Go through the material below, find each line with the word "varchar", and copy those lines.

::: Dataset records

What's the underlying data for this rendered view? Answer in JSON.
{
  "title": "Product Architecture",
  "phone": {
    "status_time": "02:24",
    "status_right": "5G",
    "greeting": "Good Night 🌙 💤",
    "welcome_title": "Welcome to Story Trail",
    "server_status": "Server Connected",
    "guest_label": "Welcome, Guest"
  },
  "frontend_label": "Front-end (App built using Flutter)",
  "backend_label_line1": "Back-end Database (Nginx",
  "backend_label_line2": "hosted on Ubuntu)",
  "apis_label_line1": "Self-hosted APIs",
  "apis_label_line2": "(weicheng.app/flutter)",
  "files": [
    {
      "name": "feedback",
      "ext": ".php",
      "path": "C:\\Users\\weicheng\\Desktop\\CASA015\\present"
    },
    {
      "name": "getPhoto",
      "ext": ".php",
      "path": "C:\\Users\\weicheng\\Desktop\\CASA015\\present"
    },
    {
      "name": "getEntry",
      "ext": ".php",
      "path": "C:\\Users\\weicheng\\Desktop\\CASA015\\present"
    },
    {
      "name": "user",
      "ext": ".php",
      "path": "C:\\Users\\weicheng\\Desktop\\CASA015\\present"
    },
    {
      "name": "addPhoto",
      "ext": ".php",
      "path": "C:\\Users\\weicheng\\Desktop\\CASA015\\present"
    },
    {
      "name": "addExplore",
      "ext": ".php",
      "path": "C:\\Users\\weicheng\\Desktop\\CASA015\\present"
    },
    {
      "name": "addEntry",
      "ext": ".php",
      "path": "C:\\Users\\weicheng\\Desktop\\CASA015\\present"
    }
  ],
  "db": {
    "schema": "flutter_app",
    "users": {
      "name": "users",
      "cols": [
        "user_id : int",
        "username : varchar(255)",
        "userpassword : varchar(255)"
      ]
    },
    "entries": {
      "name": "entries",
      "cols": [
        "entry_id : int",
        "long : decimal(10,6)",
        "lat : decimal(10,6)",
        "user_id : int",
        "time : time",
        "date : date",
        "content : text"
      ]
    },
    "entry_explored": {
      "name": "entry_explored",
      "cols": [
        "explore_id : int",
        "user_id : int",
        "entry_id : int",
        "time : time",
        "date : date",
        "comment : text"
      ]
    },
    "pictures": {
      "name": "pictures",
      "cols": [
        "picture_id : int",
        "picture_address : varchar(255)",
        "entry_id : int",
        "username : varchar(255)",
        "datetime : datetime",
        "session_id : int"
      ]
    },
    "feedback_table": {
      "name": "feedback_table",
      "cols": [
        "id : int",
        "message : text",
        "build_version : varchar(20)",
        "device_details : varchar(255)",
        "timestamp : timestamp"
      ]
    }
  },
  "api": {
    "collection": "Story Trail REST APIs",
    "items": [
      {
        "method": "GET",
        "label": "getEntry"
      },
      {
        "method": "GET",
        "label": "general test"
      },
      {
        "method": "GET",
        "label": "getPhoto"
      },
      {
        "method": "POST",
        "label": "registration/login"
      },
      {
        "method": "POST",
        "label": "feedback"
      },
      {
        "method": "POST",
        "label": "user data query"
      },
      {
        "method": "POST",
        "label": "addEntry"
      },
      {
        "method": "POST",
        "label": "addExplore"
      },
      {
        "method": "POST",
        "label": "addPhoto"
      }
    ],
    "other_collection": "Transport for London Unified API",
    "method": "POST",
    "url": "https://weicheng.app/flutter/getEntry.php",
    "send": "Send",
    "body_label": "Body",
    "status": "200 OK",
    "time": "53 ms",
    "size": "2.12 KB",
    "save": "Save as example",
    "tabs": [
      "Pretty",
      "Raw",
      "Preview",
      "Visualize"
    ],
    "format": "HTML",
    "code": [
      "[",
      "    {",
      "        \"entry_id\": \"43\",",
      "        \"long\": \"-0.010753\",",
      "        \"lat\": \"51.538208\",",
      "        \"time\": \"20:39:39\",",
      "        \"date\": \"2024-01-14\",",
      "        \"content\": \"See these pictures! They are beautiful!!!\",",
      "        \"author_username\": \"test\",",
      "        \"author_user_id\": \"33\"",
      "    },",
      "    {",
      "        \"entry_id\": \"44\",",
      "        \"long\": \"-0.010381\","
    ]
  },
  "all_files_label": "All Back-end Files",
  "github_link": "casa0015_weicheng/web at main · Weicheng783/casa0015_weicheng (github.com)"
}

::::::

▸ Solution to this task:
        "username : varchar(255)",
        "userpassword : varchar(255)"
        "picture_address : varchar(255)",
        "username : varchar(255)",
        "build_version : varchar(20)",
        "device_details : varchar(255)",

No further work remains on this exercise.